I think one of the other concerns people raised was about safety- people not being aware of their surroundings- and getting abducted or something… but as mentioned you don’t have to look at your phone all the time, and I have actually found that because there are usually other players around there is a safety in numbers. One time I was walking across the park after dark to get to the pokestop on the other side (which sounds like a nursery rhyme), and I had been focussing on catching a pokemon. I looked up to find I had walked right up to a parked white van, exactly the type of car that is in all the old abduction scenarios. Before I could get too startled, I noticed the man leaning against its side had his phone out. He was playing Pokemon too.


Welcome and Alons-y


Welcome to The Armchair Explorer- a blog about books. Not just reading for the sake of reading though, which I do often and enjoy thoroughly, but reading as an act of exploration and adventure.

I recently stumbled across a TedTalk by Ann Morgan, a London based writer who set herself the task of reading a book from every country in a year. As I watched, I felt my inner child stir inside with excitement. I have never been a person who has a dream career to aim for, or who planned a dream wedding years before meeting someone. Thinking back, I have never had anything in particular I wanted to do when I grew up, or anyway I wanted to change the world. The only goal or dream I remember having as a child, was to learn every language and go to every country. It was a short lived dream, as the realities of time and cost came crashing in. But the idea was joyous to me. By the end of the Tedtalk, I knew this was something I had to do.

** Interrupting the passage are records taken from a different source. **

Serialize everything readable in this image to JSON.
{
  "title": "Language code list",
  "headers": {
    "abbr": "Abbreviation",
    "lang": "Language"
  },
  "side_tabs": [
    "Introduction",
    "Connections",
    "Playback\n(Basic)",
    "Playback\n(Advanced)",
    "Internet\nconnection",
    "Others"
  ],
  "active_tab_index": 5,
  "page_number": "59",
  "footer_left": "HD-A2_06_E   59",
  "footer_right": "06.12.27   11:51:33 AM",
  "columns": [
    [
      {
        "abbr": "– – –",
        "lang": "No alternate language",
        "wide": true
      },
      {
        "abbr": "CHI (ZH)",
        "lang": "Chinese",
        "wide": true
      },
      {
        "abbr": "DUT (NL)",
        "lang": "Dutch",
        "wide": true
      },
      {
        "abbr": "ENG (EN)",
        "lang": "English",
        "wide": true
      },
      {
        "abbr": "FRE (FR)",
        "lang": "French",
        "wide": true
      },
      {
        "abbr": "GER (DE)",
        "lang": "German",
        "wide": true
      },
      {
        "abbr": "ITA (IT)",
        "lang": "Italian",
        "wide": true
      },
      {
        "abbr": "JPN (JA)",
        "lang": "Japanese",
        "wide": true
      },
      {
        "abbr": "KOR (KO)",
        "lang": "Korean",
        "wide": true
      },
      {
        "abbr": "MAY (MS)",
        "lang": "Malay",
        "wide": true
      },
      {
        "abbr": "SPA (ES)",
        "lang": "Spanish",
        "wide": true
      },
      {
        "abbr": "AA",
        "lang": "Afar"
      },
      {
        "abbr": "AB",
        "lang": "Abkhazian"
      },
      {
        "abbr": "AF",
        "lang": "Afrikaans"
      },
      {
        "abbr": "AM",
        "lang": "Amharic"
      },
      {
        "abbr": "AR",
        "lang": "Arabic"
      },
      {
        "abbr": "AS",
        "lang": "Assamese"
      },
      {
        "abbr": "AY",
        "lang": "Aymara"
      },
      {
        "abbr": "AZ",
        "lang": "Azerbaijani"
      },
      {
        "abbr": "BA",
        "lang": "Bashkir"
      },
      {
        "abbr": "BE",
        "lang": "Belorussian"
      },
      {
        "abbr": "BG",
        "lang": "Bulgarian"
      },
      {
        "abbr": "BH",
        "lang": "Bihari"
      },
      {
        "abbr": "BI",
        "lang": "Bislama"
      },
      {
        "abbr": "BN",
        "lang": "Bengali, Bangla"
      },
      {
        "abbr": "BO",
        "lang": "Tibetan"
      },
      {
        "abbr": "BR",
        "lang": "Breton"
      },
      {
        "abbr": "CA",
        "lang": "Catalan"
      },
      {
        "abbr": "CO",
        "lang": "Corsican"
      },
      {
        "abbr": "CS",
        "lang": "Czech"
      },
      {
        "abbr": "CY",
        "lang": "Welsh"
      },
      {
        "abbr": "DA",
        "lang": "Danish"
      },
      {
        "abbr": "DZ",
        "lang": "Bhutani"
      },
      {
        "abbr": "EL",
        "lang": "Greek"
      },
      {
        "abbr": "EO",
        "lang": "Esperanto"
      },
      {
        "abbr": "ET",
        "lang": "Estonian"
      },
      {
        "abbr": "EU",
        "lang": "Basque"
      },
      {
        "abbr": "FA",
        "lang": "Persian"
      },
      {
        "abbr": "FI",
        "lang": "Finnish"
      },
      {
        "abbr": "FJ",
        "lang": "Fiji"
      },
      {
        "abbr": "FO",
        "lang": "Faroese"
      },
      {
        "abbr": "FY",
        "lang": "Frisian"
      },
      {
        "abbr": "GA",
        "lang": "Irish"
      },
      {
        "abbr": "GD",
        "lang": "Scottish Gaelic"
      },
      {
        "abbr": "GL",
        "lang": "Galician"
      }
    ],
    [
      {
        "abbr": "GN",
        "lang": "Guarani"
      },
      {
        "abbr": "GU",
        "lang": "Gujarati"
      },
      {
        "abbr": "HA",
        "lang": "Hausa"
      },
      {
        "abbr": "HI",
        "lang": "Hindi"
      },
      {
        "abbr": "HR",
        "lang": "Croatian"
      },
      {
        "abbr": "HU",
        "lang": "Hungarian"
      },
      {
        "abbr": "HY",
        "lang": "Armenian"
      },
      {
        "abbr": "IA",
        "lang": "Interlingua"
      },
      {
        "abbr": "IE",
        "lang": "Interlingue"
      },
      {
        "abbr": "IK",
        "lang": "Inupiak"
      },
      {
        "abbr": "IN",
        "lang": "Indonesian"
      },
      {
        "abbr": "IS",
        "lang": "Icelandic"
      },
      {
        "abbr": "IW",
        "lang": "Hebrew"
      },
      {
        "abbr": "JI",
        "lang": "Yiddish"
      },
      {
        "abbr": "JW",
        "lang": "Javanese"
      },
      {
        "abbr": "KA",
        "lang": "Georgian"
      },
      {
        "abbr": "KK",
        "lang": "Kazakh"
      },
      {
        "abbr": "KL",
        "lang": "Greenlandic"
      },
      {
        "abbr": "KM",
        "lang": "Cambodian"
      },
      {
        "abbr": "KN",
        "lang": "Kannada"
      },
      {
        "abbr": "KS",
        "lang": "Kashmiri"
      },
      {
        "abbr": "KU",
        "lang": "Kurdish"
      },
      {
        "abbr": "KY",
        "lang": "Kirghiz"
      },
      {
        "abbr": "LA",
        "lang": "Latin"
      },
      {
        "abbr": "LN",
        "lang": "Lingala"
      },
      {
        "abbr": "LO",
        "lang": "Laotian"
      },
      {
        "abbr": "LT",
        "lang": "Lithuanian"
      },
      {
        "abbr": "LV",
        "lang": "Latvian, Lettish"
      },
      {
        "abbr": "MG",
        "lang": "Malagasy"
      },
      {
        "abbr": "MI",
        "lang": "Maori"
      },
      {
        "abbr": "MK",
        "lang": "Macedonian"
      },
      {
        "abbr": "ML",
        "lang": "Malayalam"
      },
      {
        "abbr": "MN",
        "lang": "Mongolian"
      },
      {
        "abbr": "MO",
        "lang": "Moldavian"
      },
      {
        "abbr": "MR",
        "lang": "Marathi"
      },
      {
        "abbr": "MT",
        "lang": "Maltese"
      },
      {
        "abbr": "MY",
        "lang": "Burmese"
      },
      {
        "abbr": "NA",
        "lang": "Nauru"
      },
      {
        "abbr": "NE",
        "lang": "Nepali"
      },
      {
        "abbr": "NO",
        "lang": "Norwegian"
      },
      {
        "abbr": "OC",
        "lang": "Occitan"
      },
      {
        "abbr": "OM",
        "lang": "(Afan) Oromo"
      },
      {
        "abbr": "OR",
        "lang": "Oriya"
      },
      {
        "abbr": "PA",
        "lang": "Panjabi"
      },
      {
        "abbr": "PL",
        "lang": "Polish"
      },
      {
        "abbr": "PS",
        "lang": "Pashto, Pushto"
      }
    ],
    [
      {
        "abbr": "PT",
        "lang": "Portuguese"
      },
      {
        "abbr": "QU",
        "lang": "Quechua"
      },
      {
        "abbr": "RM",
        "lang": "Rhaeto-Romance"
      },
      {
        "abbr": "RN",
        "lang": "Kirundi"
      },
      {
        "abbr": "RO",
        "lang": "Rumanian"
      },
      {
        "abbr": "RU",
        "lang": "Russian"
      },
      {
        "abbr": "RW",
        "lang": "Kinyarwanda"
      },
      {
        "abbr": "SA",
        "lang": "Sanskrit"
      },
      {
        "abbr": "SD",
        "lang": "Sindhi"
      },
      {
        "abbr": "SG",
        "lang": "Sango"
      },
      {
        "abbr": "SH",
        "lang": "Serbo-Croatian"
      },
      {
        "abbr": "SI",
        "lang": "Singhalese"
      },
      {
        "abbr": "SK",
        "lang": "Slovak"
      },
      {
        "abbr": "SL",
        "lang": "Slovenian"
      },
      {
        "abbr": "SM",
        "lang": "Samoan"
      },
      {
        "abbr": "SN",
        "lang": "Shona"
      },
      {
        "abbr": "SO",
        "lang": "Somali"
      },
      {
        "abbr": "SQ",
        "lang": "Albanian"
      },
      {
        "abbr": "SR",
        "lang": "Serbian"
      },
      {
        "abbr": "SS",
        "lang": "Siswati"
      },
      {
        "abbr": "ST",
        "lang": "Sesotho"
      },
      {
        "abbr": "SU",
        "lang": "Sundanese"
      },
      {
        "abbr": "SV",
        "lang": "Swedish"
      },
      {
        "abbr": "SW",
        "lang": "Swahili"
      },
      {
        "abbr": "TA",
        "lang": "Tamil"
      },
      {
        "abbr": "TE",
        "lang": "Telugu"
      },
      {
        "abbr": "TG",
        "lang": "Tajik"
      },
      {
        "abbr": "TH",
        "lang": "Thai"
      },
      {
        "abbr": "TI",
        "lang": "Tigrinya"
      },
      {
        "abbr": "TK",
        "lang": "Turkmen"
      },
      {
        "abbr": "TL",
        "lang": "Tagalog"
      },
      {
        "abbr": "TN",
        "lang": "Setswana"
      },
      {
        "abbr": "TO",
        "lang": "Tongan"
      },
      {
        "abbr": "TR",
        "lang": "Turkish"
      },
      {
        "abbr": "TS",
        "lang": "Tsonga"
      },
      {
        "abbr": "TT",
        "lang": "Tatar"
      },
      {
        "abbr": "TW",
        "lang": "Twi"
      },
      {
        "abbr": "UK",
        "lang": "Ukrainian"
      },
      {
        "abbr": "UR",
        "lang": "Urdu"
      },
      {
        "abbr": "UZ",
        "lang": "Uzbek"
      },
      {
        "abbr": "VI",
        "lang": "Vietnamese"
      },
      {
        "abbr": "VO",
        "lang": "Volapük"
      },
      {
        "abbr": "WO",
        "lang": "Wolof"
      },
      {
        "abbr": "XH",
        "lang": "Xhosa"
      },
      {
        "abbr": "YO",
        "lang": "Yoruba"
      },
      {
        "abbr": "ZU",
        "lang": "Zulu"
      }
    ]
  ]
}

Unfortunately, on the same weekend, I found this list of books that I also really wanted to read. I was googling search terms like ‘things I should know/learn’ and ‘books I should read’, because I had recently realised there were whole areas of knowledge I didn’t know anything about, and sometimes didn’t know I should! Just so you know, google doesn’t come up with many quality in depth results- lists including crochet and surfing weren’t really what I was looking for. Online education portals like Khanacadamy and coursera are a better starting point- you can flick through the offered courses and see if there is anything that’s a blind spot. Personally, I have always wanted to learn more about history and read the classics more extensively. That with my ongoing desire to learn languages means I often toy with the idea of going back to university and doing an Arts degree. Or I could use the wonderful world wide web and learn a lot on my own!

So now the plan is to read a book from every county in the world AND the hundred or so on the ‘liberal arts reading list’. While working full time and doing additional study for specialist qualification… Totally doable, right? In the spirit of global reading I was really tempted to also add a list of the best/most important Asian and Islamic works throughout history, but thought that might push me from being borderline crazy into actually being crazy. I don’t have a set time line. Realistically this is probably at least a five year endeavor already. We will see how it goes and take it one day, and one book, at a time.

Join me in exploring the world, from the comfort of an armchair. There are things to learn, and adventures to be had! Alons-y!